AS WE ARE WITH ANIMALS
Robert D. Rossel, Ph.D.
I remember years ago standing on my back deck holding out a hand-full of sunflower seeds to our resident Chickadees to see if one would flutter down and eat the seeds out of my hand. We had many Chickadees, attracted to bird feeders hanging from a rope on a pulley stretching from our house to a large pine tree in our back yard. I absolutely loved those birds. They were very persistent and verbal in reminding me to fill the cylindrical bird feeders when they got low on seeds. I loved their playfulness and good humor. At times they would be willing to eat sunflower seeds out of my hand. I noticed that it would only happen if I was willing to wait and was exceedingly calm and centered. They became my teachers in mindfulness and presence and were unerring and reliable in giving me good feedback.

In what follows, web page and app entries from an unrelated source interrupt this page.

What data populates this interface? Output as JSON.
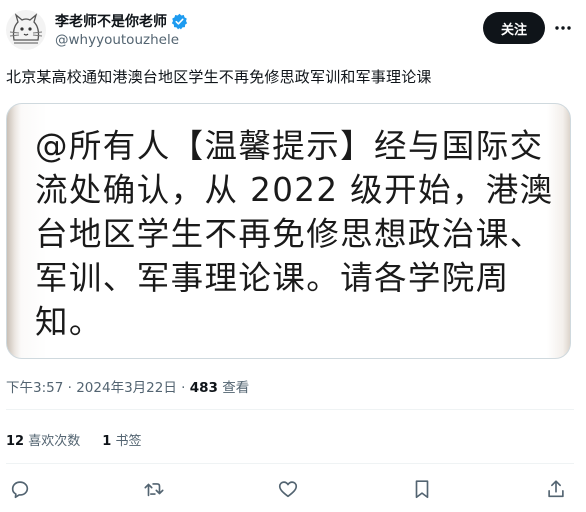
{
  "author": {
    "display_name": "李老师不是你老师",
    "handle": "@whyyoutouzhele",
    "verified": true,
    "avatar_icon": "cat-sketch-avatar-icon"
  },
  "follow_label": "关注",
  "tweet_text": "北京某高校通知港澳台地区学生不再免修思政军训和军事理论课",
  "media_text": "@所有人【温馨提示】经与国际交流处确认，从 2022 级开始，港澳台地区学生不再免修思想政治课、军训、军事理论课。请各学院周知。",
  "meta": {
    "time": "下午3:57",
    "date": "2024年3月22日",
    "views_count": "483",
    "views_label": "查看"
  },
  "stats": {
    "likes_count": "12",
    "likes_label": "喜欢次数",
    "bookmarks_count": "1",
    "bookmarks_label": "书签"
  },
  "actions": [
    "reply-icon",
    "retweet-icon",
    "like-icon",
    "bookmark-icon",
    "share-icon"
  ],
  "colors": {
    "text": "#0f1419",
    "secondary": "#536471",
    "verified": "#1d9bf0",
    "button_bg": "#0f1419",
    "border": "#cfd9de"
  }
}
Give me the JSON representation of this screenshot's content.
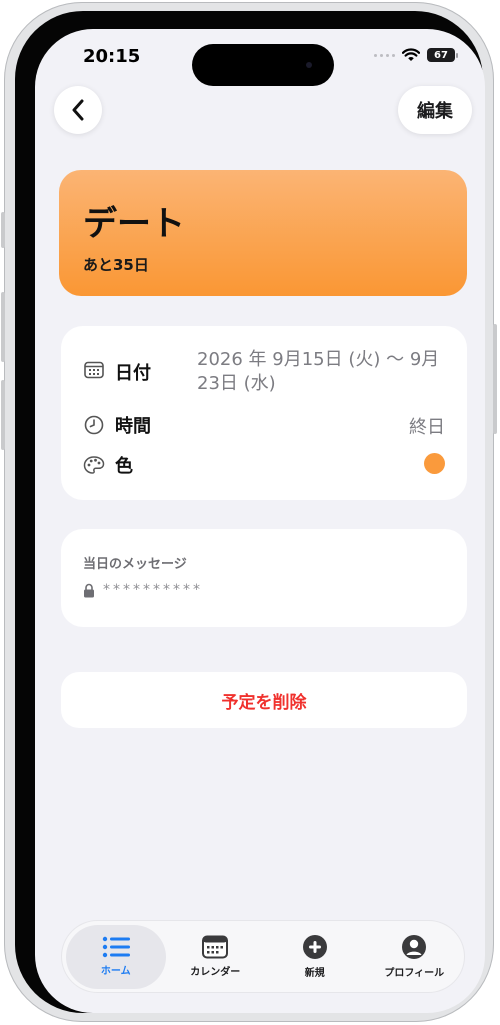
{
  "status_bar": {
    "time": "20:15",
    "battery": "67"
  },
  "nav": {
    "edit_label": "編集"
  },
  "event": {
    "title": "デート",
    "countdown": "あと35日",
    "color": "#fa9a3c"
  },
  "details": {
    "date": {
      "label": "日付",
      "value": "2026 年 9月15日 (火) 〜 9月23日 (水)"
    },
    "time": {
      "label": "時間",
      "value": "終日"
    },
    "color": {
      "label": "色"
    }
  },
  "message": {
    "label": "当日のメッセージ",
    "masked": "**********"
  },
  "delete_label": "予定を削除",
  "tabs": [
    {
      "label": "ホーム",
      "icon": "list-icon",
      "active": true
    },
    {
      "label": "カレンダー",
      "icon": "calendar-icon",
      "active": false
    },
    {
      "label": "新規",
      "icon": "plus-circle-icon",
      "active": false
    },
    {
      "label": "プロフィール",
      "icon": "person-circle-icon",
      "active": false
    }
  ],
  "colors": {
    "accent": "#1d7cf2",
    "destructive": "#f0312d",
    "hero_top": "#fbb474",
    "hero_bottom": "#fa9734"
  }
}
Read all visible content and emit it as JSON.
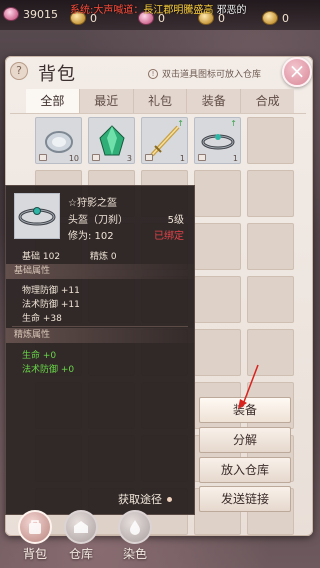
{
  "currency": {
    "gold": "39015",
    "items": [
      {
        "value": "0",
        "icon": "gold-ingot-icon"
      },
      {
        "value": "0",
        "icon": "pink-gem-icon"
      },
      {
        "value": "0",
        "icon": "gold-ingot-icon"
      },
      {
        "value": "0",
        "icon": "gold-ingot-icon"
      }
    ]
  },
  "marquee": {
    "part1": "系统:大声喊道：",
    "part2": "長江郡明騰盛高",
    "part3": "邪恶的"
  },
  "bag": {
    "title": "背包",
    "help": "?",
    "hint": "双击道具图标可放入仓库",
    "close": "×",
    "tabs": [
      "全部",
      "最近",
      "礼包",
      "装备",
      "合成"
    ],
    "active_tab": "全部",
    "slots": [
      {
        "icon": "silver-ring-icon",
        "qty": "10",
        "locked": true,
        "upgrade": false
      },
      {
        "icon": "green-crystal-icon",
        "qty": "3",
        "locked": true,
        "upgrade": false
      },
      {
        "icon": "golden-sword-icon",
        "qty": "1",
        "locked": true,
        "upgrade": true
      },
      {
        "icon": "jade-headband-icon",
        "qty": "1",
        "locked": true,
        "upgrade": true
      }
    ]
  },
  "tooltip": {
    "name": "☆狩影之盔",
    "slot": "头盔（刀刹）",
    "level": "5级",
    "repair": "修为: 102",
    "bound": "已绑定",
    "base": "基础 102",
    "refine": "精炼 0",
    "base_section": "基础属性",
    "base_attrs": [
      "物理防御 +11",
      "法术防御 +11",
      "生命 +38"
    ],
    "refine_section": "精炼属性",
    "refine_attrs": [
      "生命 +0",
      "法术防御 +0"
    ],
    "source": "获取途径"
  },
  "actions": [
    "装备",
    "分解",
    "放入仓库",
    "发送链接"
  ],
  "nav": [
    {
      "label": "背包",
      "icon": "backpack-icon",
      "active": true
    },
    {
      "label": "仓库",
      "icon": "warehouse-icon",
      "active": false
    },
    {
      "label": "染色",
      "icon": "dye-icon",
      "active": false
    }
  ],
  "colors": {
    "bound": "#e2434a",
    "refine_attr": "#68d648",
    "marquee": "#ff4d3b"
  }
}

Within our species dwells an amazingly wide range of capacities for connection and cruelty. What is it that will awaken the capacities for connection and compassion that I assume lie dormant in all of us? In this context I was wondering how things would be between humans if we could learn from some recent examples of extraordinary contact between humans and animals that have been on the Web this year.
I was very inspired by the story of the encounter between scuba divers and the Humpback whale ensnared and drowning while trapped in crab fishing gear in the Farallon Islands near San Francisco. When the divers finally were able to cut the lines away and rescue the whale, they reported that she swam around them in an expression of exuberance and joy, nuzzled each one in gratitude for rescuing her, and then after about a half an hour, swam away. One diver who was cutting lines away from her mouth and looking directly into one of her eyes reported a profound experience of intelligence, and connection in that encounter. Have any of you ever had the experience of looking directly into the eye of a whale? I did while on a whale watch off the coast of Boston, Mass. It was truly amazing! If you haven’t learned of this amazing encounter, check it out HERE.
My son Greg also shared a beautiful story of his encounter with an elephant in Sri Lanka. He was a guide and host to Joyce Poole, the well-known pioneer of African elephant communication, on her trip to Sri Lanka in 2003 to study differences between the communication patterns of African and Asian elephants. You can see a full description of her work HERE. Please take the time to explore her web site. It contains fascinating information about progress that is being made in establishing lines of communication with these amazing creatures.
Greg’s somewhat humorous story of an elephant human encounter took place on a trip through the Uda Walawe Transit Home in Sri Lanka with Joyce and his friend Lalith Seneviratne. They went to a large “tank” where elephants tend to gather for water and food in one of Sri Lanka’s larger game preserves. Joyce Poole was in one of the Land Rovers as they made their way through the preserve. Joyce reported, “. . .a large matriarch separated from the group and followed by two other adult females (and a juvenile female and calf or two), she moved rapidly toward this car with her head held extremely high. We would have said this was an aggressive stance initially, but as she reached the car and she and the other two females pressed close to it and with heads high the rumbled loudly, ear flapped and touched–or rather embraced— one another with their trunks… The matriarch lifted a leg off the ground and urinated. From our perspective/experience with African elephants, this appeared to be a full-fledged bonding-type ceremony and any trace of aggression seemed to have disappeared. They gathered around the car, pressing closer and literally peered into the car and continued rumbling. Some minutes after they ‘discovered’ us, in the second car, and began rumbling afresh as they moved to gather around us. They rumbled softly to one another and then began to feed. After ten minutes or so a group of juveniles and calves came over from the main body of the group and gathered around the car as well…. They pressed up to the body of the car. . . two or three at the back and another two at the front and with their eyes wide they began to push, shove, bite (something African elephants don’t do!) and step on the car bumper. We had to repeatedly lean out of the window and say “no” in a loud voice–they backed a few steps only to return to their antics. [All participants] had the very strange sensation of feeling that the tables had been turned and that the animals were having fun with us, that the animals had “captured” us, they we were in the cage this time, that we were the fish in the tank being poked, taunted and gawked at! We had the strange sensation that the elephants ‘were keeping us as pets’. . . .we had been a kind of plaything for them, a form of entertainment, and if they had their way they would have ‘enjoyed’ us (as we say in Kenya) all day.& As their captive, their plaything, we delighted them!!!”
I invite you to share stories of interesting human/animal encounters you have had. Together perhaps we can awaken to the truth that… as we are with animals, and as they are with us, so we can be with each other.
Remember the heartening connection between Christian the Lion and his human friends:
Video posted to YouTube by aga919507.
African elephant in Botswana – public domain photograph courtesy of Wikipedia.
Black-capped Chickadee eating seed, – public domain photograph courtesy of Talshiarr via Wikipedia.